“What keeps your hopes intact?”, you ask. “Dreams” comes the answer. “You should always have one!”, we hear them say, “you should keep your dreams alive. “ And that’s what most of us do. We cling on to our dreams and never let go. They keeps us going, recharging our worn-out systems whenever the stark realities of the big, bad world begin to make their presence felt. But where does one draw the line? To what extent should one go to make one’s dream come true? What if one’s dreams clash with those of others? Come and witness a battle of dreams in Jyoti Arora’s debut novel, Dream’s Sake.
Dream’s Sake unfolds the story of four friends, Aashi, Abhi, Priyam and Sid each of whom steps into the adult life with a baggage from the past. Aashi, who has just moved into a humble locality in Delhi with her widowed mother, has still not recovered from the shock of her father’s sudden death.
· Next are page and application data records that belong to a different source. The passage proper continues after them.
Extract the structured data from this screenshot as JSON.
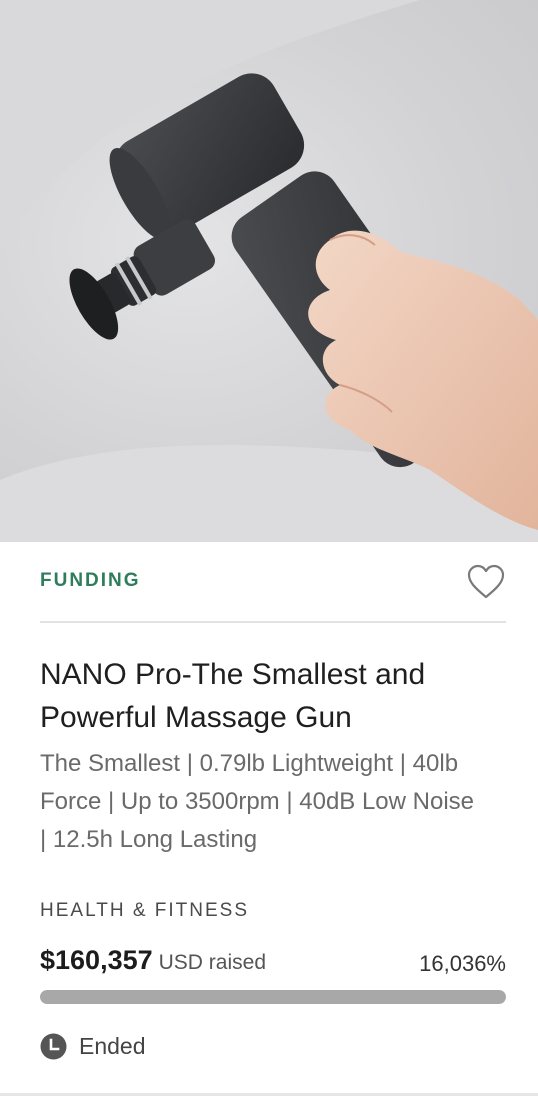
{
  "card": {
    "status": "FUNDING",
    "favorite_icon": "heart-outline-icon",
    "title": "NANO Pro-The Smallest and Powerful Massage Gun",
    "description": "The Smallest | 0.79lb Lightweight | 40lb Force | Up to 3500rpm | 40dB Low Noise | 12.5h Long Lasting",
    "category": "HEALTH & FITNESS",
    "amount": "$160,357",
    "currency_label": "USD raised",
    "percent": "16,036%",
    "progress": 1.0,
    "time_icon": "clock-icon",
    "time_status": "Ended"
  },
  "colors": {
    "status_green": "#2e7d5b",
    "progress_fill": "#a8a8a8",
    "progress_track": "#e8e8e8"
  }
}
However, the memories of the past are not potent enough to deter her from building castles in the air. She thrives upon the hope that her dreams will one day metamorphose into a shimmering reality, one which will free her from the tyrannical barbs of her middle class life. Her neighbours, Priyam and Abhi on the other hand have made their peace with their lowly existence. Orphaned in their teenage years this brother sister duo has succumbed to vagaries of life. Sid has grown up to believe that it was his father’s unfaithfulness and negligence that compelled his mother to end her life. He shuns his father’s wealth and finds solace in Abhi and Priyam’s companionship. Romance starts brewing in this little group of their’s which results in happiness for some and broken hearts for the others. In the end a few dreams are realized, a few are shattered and trampled upon leading to disastrous consequences.
This novel had a decent storyline. However, I’ll have to admit that it failed to “wow” me. The story lacks freshness and towards the end of the book I could vividly picturise scenes from a melodramatic Bollywood movie of the nineties being projected on a theatre screen. The story has its fair shares of twists and turns but it tends to become quite predictable in certain places. The characters are anything but eccentric and I could easily relate to them. The book has been written in simple English although I came across several sentences which were unnecessarily cramped with “fancy words”. Simpler words could have easily done the trick and perhaps even conveyed the author’s thoughts a lot more effectively. The aforementioned points notwithstanding the author should be lauded for churning out a reasonably good piece of fiction in her very first try.
In all I would say that this books makes for a light, quick and romantic read.
An extract from the book:
He can be as good as he wants to be and I’ll be as bad as I need to be! We’ll see where it all ends up,” says Aashi.
To know more about the author log onto www.jyotiarora.com
Category: General Fiction.
Publisher: V&S Publishers
Thank you, Jyoti for sending me an autographed copy of the book. All the best for your future endeavours.